Problem statement:
Using the entries that follow, collect the lines where the word "category" appears.

Data for review:
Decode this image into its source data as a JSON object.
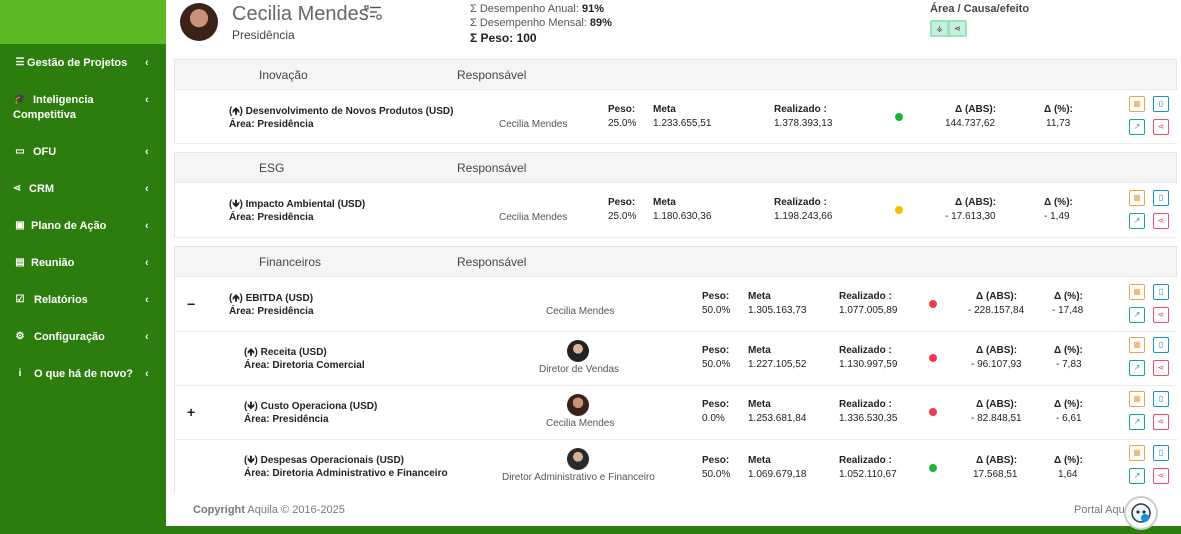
{
  "sidebar": {
    "items": [
      {
        "label": "Gestão de Projetos",
        "icon": "tasks-icon"
      },
      {
        "label": "Inteligencia",
        "label2": "Competitiva",
        "icon": "graduation-cap-icon"
      },
      {
        "label": "OFU",
        "icon": "credit-card-icon"
      },
      {
        "label": "CRM",
        "icon": "share-icon"
      },
      {
        "label": "Plano de Ação",
        "icon": "calendar-check-icon"
      },
      {
        "label": "Reunião",
        "icon": "list-alt-icon"
      },
      {
        "label": "Relatórios",
        "icon": "check-square-icon"
      },
      {
        "label": "Configuração",
        "icon": "gear-icon"
      },
      {
        "label": "O que há de novo?",
        "icon": "info-icon"
      }
    ]
  },
  "header": {
    "name": "Cecilia Mendes",
    "role": "Presidência",
    "stats": {
      "annual_label": "Σ Desempenho Anual:",
      "annual_value": "91%",
      "monthly_label": "Σ Desempenho Mensal:",
      "monthly_value": "89%",
      "weight_label": "Σ Peso:",
      "weight_value": "100"
    },
    "causa_label": "Área / Causa/efeito"
  },
  "labels": {
    "responsavel": "Responsável",
    "peso": "Peso:",
    "meta": "Meta",
    "realizado": "Realizado :",
    "abs": "Δ (ABS):",
    "pct": "Δ (%):",
    "area": "Área:"
  },
  "panels": [
    {
      "category": "Inovação",
      "rows": [
        {
          "title": "(🡹) Desenvolvimento de Novos Produtos (USD)",
          "area": "Presidência",
          "responsible": "Cecilia Mendes",
          "peso": "25.0%",
          "meta": "1.233.655,51",
          "realizado": "1.378.393,13",
          "status": "green",
          "abs": "144.737,62",
          "pct": "11,73"
        }
      ]
    },
    {
      "category": "ESG",
      "rows": [
        {
          "title": "(🡻) Impacto Ambiental (USD)",
          "area": "Presidência",
          "responsible": "Cecilia Mendes",
          "peso": "25.0%",
          "meta": "1.180.630,36",
          "realizado": "1.198.243,66",
          "status": "yellow",
          "abs": "- 17.613,30",
          "pct": "- 1,49"
        }
      ]
    },
    {
      "category": "Financeiros",
      "rows": [
        {
          "toggle": "−",
          "title": "(🡹) EBITDA (USD)",
          "area": "Presidência",
          "responsible": "Cecilia Mendes",
          "peso": "50.0%",
          "meta": "1.305.163,73",
          "realizado": "1.077.005,89",
          "status": "red",
          "abs": "- 228.157,84",
          "pct": "- 17,48"
        },
        {
          "toggle": "",
          "title": "(🡹) Receita (USD)",
          "area": "Diretoria Comercial",
          "responsible": "Diretor de Vendas",
          "peso": "50.0%",
          "meta": "1.227.105,52",
          "realizado": "1.130.997,59",
          "status": "red",
          "abs": "- 96.107,93",
          "pct": "- 7,83"
        },
        {
          "toggle": "+",
          "title": "(🡻) Custo Operaciona (USD)",
          "area": "Presidência",
          "responsible": "Cecilia Mendes",
          "peso": "0.0%",
          "meta": "1.253.681,84",
          "realizado": "1.336.530,35",
          "status": "red",
          "abs": "- 82.848,51",
          "pct": "- 6,61"
        },
        {
          "toggle": "",
          "title": "(🡻) Despesas Operacionais (USD)",
          "area": "Diretoria Administrativo e Financeiro",
          "responsible": "Diretor Administrativo e Financeiro",
          "peso": "50.0%",
          "meta": "1.069.679,18",
          "realizado": "1.052.110,67",
          "status": "green",
          "abs": "17.568,51",
          "pct": "1,64"
        }
      ]
    }
  ],
  "footer": {
    "copy_bold": "Copyright",
    "copy_rest": "Aquila © 2016-2025",
    "right": "Portal Aqu"
  },
  "colors": {
    "green": "#1bb33a",
    "yellow": "#f2c200",
    "red": "#ef3b52",
    "sidebar": "#2d7d0e",
    "logo": "#5db923"
  }
}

Result for this exercise:
      "category": "Inovação",
      "category": "ESG",
      "category": "Financeiros",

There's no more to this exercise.